A text in anthropology gives its readers knowledge that retains a charge of the unknown, torquing always and ever through a familiar structure into an unexpected place. The experiments in reading conducted by Lévi-Strauss help us understand how this happens. Something seen and reported may have taken place somewhere distant, but the anthropological text does not resolve the significance of this occurrence for those who come across it. Instead, what we find in the discipline’s literary experiments are “experiences made with writing and through writing” that unfold, as Vincent Debaene puts it, as “a true continuation of fieldwork.”14

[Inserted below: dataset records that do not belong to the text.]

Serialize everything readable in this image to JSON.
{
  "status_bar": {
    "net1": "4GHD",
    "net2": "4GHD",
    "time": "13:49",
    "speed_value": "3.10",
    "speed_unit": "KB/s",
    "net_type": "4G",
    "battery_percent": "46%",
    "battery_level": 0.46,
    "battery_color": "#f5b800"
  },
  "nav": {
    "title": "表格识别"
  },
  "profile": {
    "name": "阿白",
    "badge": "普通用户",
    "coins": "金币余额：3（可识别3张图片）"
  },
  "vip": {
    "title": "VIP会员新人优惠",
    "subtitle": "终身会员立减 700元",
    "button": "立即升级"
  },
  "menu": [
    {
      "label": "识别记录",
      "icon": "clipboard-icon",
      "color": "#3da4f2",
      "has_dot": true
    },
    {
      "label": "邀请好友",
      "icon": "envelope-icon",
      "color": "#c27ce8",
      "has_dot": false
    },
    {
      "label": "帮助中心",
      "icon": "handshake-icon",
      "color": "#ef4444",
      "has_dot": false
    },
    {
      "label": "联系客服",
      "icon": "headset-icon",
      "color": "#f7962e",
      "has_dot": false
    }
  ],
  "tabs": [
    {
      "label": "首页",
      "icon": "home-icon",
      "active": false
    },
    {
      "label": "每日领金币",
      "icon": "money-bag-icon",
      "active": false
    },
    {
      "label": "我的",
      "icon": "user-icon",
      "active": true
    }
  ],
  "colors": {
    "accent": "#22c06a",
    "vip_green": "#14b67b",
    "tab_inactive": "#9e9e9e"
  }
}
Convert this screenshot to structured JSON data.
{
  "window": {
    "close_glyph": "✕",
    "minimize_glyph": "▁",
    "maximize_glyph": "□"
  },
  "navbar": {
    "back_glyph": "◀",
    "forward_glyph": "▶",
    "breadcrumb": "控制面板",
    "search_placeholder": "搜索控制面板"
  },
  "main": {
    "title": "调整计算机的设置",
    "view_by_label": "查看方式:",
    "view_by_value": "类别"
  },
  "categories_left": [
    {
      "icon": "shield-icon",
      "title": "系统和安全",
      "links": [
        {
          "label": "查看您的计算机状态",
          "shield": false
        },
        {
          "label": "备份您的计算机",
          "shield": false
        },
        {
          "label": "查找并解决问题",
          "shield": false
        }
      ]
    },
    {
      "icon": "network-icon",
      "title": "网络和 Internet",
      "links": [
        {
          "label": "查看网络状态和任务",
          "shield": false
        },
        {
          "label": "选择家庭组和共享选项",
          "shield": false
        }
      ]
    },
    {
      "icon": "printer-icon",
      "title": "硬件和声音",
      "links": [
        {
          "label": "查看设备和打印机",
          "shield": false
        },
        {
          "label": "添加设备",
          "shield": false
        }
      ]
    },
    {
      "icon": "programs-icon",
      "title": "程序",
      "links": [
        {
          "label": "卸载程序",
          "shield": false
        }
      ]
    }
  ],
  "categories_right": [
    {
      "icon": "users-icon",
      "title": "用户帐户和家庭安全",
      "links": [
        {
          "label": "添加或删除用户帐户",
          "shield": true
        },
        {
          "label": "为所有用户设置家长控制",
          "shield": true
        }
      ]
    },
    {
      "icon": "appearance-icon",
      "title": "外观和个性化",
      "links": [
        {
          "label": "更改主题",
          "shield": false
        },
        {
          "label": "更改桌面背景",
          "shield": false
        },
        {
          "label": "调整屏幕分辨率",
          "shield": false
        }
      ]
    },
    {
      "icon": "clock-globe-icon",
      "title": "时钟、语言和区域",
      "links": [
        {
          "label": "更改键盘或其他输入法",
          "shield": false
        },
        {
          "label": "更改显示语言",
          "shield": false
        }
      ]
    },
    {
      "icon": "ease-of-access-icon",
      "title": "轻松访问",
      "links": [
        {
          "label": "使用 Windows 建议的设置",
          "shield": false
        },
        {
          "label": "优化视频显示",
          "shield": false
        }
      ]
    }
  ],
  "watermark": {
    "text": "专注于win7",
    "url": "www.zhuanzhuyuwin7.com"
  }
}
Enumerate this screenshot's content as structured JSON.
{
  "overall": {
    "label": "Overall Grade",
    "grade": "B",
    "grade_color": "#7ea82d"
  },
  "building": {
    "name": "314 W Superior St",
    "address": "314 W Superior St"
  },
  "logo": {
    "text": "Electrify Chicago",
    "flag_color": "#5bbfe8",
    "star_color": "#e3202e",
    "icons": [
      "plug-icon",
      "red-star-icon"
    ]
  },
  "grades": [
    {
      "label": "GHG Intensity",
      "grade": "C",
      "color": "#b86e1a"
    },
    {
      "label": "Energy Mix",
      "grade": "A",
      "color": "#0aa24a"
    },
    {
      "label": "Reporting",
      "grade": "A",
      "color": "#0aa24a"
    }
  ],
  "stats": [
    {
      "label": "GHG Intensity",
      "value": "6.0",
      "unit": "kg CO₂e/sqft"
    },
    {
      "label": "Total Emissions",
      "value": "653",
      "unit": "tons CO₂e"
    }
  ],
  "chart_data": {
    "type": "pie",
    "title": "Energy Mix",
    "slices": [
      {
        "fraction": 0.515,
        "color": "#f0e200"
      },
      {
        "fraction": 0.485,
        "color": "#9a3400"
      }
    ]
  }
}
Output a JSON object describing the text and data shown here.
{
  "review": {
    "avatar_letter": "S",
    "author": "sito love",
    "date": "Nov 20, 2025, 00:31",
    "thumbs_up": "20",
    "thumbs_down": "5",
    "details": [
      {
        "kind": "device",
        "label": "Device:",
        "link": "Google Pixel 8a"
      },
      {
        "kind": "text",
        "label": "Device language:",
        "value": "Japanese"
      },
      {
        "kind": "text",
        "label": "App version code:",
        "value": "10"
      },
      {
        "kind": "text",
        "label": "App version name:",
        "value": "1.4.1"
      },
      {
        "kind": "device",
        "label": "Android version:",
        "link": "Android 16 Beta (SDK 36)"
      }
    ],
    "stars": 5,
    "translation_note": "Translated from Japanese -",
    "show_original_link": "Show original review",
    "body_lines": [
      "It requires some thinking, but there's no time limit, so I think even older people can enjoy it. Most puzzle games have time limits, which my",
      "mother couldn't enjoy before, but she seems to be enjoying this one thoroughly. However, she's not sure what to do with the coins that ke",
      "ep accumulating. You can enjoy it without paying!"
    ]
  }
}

To read a work of anthropology is to enter into a space of ongoing and open-ended encounter. What happens here may inspire boredom rather than conviction, the feeling of incomprehension rather than a sense of having a secure hold on something worth knowing. These uncertainties lend our texts their experiential depth and purchase. To read in anthropology is to kindle what Lévi-Strauss once described as “a neolithic kind of intelligence,” one that “sometimes sets unexplored areas alight.”15

Reading is a sensory and embodied experience. With this truth in mind, here is the text again, as a video essay: a montage of written word, visual image, spoken voice, and fragments of music.



  1. Patrick Wilcken, Claude Lévi-Strauss: The Poet in the Laboratory (Penguin Press, 2010), p. 111.
  2. Jonathan Boyarin, ed., The Ethnography of Reading (University of California Press, 1993).
  3. Claude Lévi-Strauss, The Naked Man (1971; Harper & Row, 1981), p. 632. A singular guide to questions of method in Lévi-Strauss may be found in Boris Wiseman’s Lévi-Strauss, Anthropology, and Aesthetics (Cambridge University Press, 2007), which takes up this passage as an example of the importance of unconscious suggestion for Lévi-Strauss.
  4. Quoted in and translated by Wiseman, Lévi-Strauss, Anthropology, and Aesthetics, p. 200.
  5. Ibid.
  6. Claude Lévi-Strauss, The Raw and the Cooked, vol. 1 of Mythologiques, translated from the French by Doreen and Jonathan Weightman (1964; Harper & Row, 1969), p. 15.
  7. Ibid., pp. 31–32.
  8. Claude Lévi-Strauss, “From Chrétien de Troyes to Richard Wagner,” in The View from Afar, translated from the French by Joachim Neugroschel and Phoebe Hoss (1983; Basic, 1985), p. 219.
  9. Lévi-Strauss, The Raw and the Cooked, p. 6.
  10. Lévi-Strauss, “From Chrétien de Troyes to Richard Wagner,” p. 232.
  11. Lévi-Strauss, The Raw and the Cooked, pp. 118, 286.
  12. Arnold Whittall, “The Music,” in Richard Wagner, “Parsifal, by Lucy Beckett (Cambridge University Press, 1981), p. 64.
  13. Lévi-Strauss, The Raw and the Cooked, p. 17.
  14. Vincent Debaene, Far Afield: French Anthropology between Science and Literature, translated from the French by Justin Izzo (2010; University of Chicago Press, 2014), p. x.
  15. Claude Lévi-Strauss, Tristes Tropiques, translated from the French by John and Doreen Weightman (1955; Jonathan Cape, 1973), p. 53.
Featured image: In the Library of Lévi-Strauss. Photograph by the author